*** INFORMATION Section Begins ***

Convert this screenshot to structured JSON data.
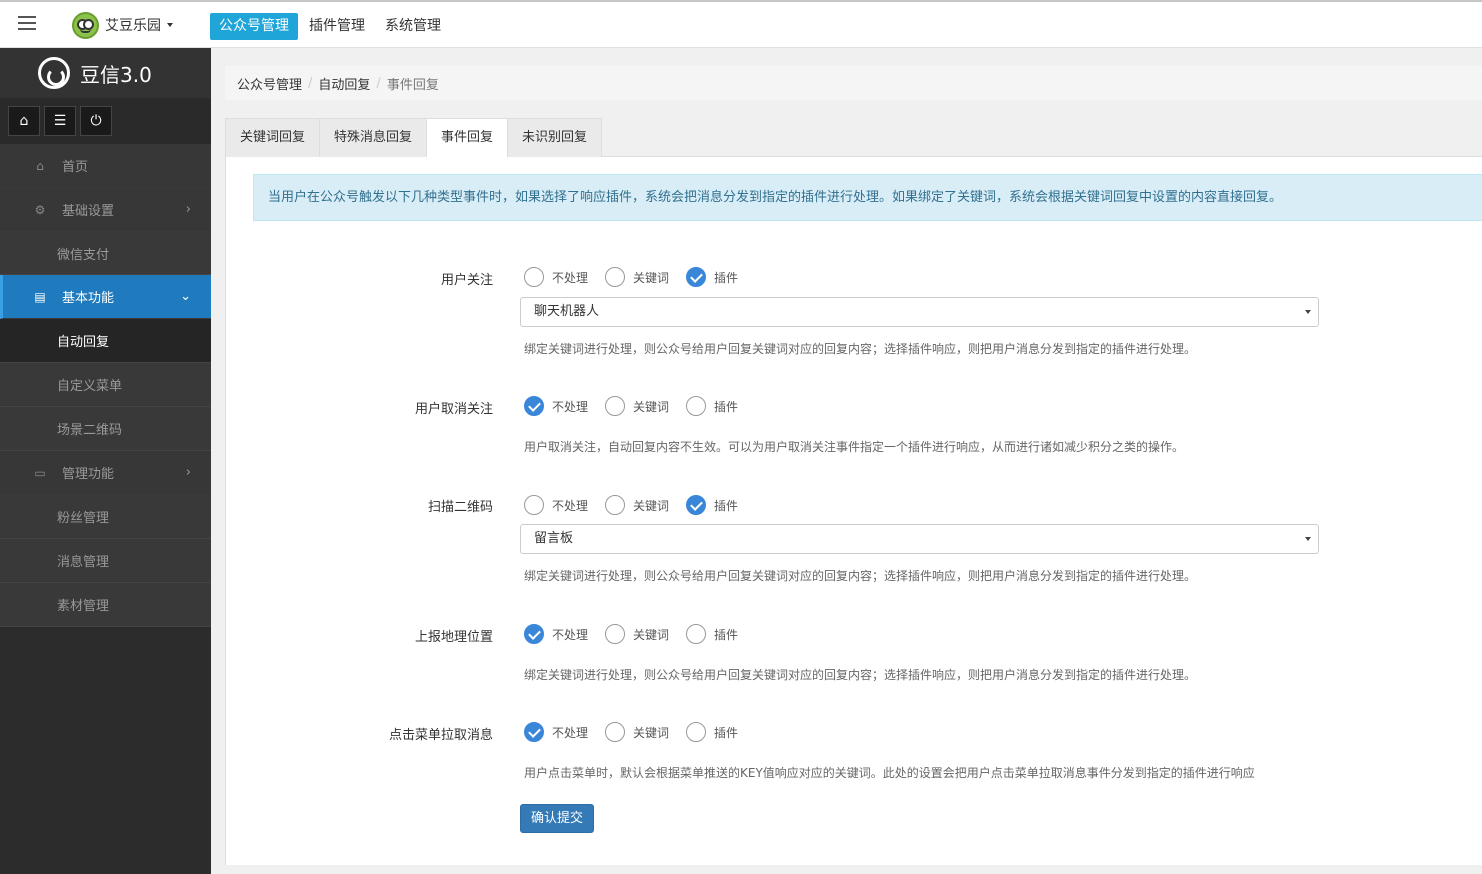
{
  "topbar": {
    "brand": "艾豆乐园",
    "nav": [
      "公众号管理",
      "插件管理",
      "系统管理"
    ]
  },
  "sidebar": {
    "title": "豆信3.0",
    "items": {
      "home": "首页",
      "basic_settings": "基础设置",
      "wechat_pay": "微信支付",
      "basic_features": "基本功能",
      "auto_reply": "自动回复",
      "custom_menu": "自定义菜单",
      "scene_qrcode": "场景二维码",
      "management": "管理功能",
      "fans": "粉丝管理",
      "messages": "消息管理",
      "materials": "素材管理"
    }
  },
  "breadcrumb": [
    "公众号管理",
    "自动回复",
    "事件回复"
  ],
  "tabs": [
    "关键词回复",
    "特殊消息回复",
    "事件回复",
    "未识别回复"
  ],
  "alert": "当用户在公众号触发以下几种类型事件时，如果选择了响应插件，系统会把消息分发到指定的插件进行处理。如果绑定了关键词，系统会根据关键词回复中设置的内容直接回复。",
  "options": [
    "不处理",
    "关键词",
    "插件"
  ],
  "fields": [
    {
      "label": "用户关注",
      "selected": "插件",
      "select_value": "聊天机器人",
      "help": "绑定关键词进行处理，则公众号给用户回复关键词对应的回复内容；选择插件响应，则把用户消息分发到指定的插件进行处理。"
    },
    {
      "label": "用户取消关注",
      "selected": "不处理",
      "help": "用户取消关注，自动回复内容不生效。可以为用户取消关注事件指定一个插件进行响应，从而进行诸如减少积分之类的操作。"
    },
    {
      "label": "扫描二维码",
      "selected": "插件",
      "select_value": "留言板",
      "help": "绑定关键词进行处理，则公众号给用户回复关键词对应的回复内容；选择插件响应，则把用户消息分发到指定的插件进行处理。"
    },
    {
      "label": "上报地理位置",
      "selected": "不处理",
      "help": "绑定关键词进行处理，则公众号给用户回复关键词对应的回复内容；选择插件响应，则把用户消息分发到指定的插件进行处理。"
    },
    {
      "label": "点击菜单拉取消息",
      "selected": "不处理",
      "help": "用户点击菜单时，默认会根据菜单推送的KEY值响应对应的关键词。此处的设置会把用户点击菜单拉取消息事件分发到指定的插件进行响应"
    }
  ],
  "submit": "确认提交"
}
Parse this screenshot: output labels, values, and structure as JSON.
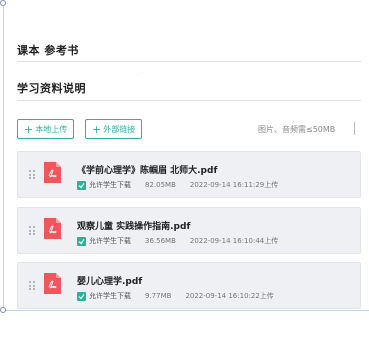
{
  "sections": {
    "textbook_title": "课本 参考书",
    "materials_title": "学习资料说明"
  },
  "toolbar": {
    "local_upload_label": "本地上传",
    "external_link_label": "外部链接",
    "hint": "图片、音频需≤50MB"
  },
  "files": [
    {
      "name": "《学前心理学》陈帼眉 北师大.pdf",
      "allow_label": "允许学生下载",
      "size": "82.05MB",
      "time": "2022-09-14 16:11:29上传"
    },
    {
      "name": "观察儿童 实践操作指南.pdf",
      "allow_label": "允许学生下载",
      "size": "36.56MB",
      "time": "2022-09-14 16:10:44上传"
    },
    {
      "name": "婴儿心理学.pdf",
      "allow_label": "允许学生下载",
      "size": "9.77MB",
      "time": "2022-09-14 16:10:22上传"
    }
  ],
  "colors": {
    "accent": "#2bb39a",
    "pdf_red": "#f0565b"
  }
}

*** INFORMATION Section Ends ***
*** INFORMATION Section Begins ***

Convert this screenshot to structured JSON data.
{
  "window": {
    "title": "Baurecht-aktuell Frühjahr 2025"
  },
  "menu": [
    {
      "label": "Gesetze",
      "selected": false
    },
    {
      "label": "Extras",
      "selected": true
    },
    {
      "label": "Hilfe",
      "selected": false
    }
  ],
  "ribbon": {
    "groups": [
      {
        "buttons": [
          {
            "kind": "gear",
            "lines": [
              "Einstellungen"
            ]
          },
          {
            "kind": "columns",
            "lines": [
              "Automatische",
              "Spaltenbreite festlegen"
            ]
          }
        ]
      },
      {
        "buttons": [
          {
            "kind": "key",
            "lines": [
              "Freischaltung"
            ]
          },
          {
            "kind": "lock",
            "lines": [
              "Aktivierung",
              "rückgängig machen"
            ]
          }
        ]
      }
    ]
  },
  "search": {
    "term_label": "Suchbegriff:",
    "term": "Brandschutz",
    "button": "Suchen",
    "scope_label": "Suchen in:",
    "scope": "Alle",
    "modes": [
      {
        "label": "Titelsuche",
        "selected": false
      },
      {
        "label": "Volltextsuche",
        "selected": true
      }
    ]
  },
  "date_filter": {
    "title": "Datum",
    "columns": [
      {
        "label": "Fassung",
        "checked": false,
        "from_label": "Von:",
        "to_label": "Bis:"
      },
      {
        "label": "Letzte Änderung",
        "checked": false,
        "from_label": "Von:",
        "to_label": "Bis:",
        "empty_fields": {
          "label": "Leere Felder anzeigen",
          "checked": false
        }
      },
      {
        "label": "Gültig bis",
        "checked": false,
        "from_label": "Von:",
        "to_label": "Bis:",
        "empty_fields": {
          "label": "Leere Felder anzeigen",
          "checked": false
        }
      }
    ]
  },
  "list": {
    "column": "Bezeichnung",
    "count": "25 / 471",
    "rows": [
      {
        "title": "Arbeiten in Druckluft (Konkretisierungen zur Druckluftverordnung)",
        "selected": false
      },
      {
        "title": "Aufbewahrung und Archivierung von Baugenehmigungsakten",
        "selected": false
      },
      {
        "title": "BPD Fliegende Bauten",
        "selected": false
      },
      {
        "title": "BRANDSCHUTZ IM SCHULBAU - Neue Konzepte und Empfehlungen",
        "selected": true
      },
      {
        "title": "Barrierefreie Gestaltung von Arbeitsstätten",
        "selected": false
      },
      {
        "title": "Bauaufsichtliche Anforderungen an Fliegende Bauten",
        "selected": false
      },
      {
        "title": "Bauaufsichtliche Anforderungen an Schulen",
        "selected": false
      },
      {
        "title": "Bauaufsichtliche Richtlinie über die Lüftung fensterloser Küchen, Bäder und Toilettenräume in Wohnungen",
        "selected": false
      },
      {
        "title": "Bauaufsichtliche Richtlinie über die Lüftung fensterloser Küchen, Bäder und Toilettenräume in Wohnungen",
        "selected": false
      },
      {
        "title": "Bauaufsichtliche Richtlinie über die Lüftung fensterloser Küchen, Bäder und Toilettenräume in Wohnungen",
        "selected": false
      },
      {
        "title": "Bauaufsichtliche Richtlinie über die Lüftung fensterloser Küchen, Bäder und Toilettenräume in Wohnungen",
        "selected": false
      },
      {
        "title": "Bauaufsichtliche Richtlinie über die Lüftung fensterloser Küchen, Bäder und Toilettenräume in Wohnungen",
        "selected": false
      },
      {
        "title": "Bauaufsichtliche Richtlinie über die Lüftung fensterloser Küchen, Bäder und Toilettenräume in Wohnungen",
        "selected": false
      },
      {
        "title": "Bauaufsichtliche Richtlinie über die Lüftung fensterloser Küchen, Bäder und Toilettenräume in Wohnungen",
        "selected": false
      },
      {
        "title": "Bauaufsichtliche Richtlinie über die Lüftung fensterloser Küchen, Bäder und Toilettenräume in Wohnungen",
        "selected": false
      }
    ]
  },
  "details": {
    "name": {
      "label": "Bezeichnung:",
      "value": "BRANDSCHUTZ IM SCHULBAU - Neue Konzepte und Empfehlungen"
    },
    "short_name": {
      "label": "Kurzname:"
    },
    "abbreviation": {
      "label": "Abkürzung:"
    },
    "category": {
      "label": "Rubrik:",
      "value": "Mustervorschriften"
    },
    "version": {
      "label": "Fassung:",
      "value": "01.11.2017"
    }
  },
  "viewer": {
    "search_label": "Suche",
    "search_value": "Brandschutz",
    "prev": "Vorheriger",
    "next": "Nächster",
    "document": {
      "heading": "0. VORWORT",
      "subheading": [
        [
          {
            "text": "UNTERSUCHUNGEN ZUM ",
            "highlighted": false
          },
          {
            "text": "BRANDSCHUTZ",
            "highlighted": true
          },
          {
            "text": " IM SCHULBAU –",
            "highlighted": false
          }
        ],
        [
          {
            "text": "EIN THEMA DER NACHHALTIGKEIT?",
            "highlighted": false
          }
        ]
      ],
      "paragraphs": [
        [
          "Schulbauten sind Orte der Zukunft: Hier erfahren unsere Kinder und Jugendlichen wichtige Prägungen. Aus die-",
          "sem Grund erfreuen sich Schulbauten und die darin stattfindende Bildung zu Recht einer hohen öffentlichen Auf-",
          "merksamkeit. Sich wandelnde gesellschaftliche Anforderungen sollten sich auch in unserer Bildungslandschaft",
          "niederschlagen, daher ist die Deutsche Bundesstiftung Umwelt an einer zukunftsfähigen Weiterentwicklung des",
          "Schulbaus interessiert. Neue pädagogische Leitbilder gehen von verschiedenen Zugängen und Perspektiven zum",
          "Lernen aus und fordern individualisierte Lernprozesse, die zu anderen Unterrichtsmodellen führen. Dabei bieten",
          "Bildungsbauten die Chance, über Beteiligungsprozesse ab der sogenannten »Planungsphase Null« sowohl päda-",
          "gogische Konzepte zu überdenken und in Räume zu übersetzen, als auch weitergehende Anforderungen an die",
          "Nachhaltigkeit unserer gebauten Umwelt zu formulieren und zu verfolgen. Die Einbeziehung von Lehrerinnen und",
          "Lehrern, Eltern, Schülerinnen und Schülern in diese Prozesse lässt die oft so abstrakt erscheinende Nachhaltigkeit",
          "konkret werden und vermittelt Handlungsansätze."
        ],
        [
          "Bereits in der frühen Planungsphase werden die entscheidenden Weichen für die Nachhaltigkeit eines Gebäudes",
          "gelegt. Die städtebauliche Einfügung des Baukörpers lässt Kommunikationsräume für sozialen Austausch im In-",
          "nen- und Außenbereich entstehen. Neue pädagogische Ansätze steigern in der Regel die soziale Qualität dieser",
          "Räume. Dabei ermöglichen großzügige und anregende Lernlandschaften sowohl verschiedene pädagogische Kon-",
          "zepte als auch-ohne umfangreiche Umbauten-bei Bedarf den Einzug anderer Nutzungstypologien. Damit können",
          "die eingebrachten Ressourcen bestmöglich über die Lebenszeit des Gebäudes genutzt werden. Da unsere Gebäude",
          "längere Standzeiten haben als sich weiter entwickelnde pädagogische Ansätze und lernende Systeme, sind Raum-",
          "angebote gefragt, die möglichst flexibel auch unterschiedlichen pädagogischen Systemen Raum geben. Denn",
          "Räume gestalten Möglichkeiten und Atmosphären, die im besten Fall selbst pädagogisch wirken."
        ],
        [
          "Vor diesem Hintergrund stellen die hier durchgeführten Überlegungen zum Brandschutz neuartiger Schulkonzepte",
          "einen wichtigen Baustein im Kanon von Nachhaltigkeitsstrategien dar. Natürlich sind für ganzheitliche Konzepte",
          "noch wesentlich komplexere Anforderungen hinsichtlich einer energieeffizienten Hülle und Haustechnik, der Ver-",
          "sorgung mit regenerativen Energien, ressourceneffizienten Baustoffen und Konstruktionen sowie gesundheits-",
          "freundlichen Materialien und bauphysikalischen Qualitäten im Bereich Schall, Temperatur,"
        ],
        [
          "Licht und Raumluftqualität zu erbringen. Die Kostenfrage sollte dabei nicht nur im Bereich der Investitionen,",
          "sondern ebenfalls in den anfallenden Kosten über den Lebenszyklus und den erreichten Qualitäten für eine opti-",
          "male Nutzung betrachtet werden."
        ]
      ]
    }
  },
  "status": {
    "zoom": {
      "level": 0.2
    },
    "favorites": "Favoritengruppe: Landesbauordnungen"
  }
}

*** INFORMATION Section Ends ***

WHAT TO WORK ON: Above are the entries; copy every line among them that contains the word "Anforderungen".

RESULT FOR THIS EXERCISE:
        "title": "Bauaufsichtliche Anforderungen an Fliegende Bauten",
        "title": "Bauaufsichtliche Anforderungen an Schulen",
          "merksamkeit. Sich wandelnde gesellschaftliche Anforderungen sollten sich auch in unserer Bildungslandschaft",
          "gogische Konzepte zu überdenken und in Räume zu übersetzen, als auch weitergehende Anforderungen an die",
          "noch wesentlich komplexere Anforderungen hinsichtlich einer energieeffizienten Hülle und Haustechnik, der Ver-",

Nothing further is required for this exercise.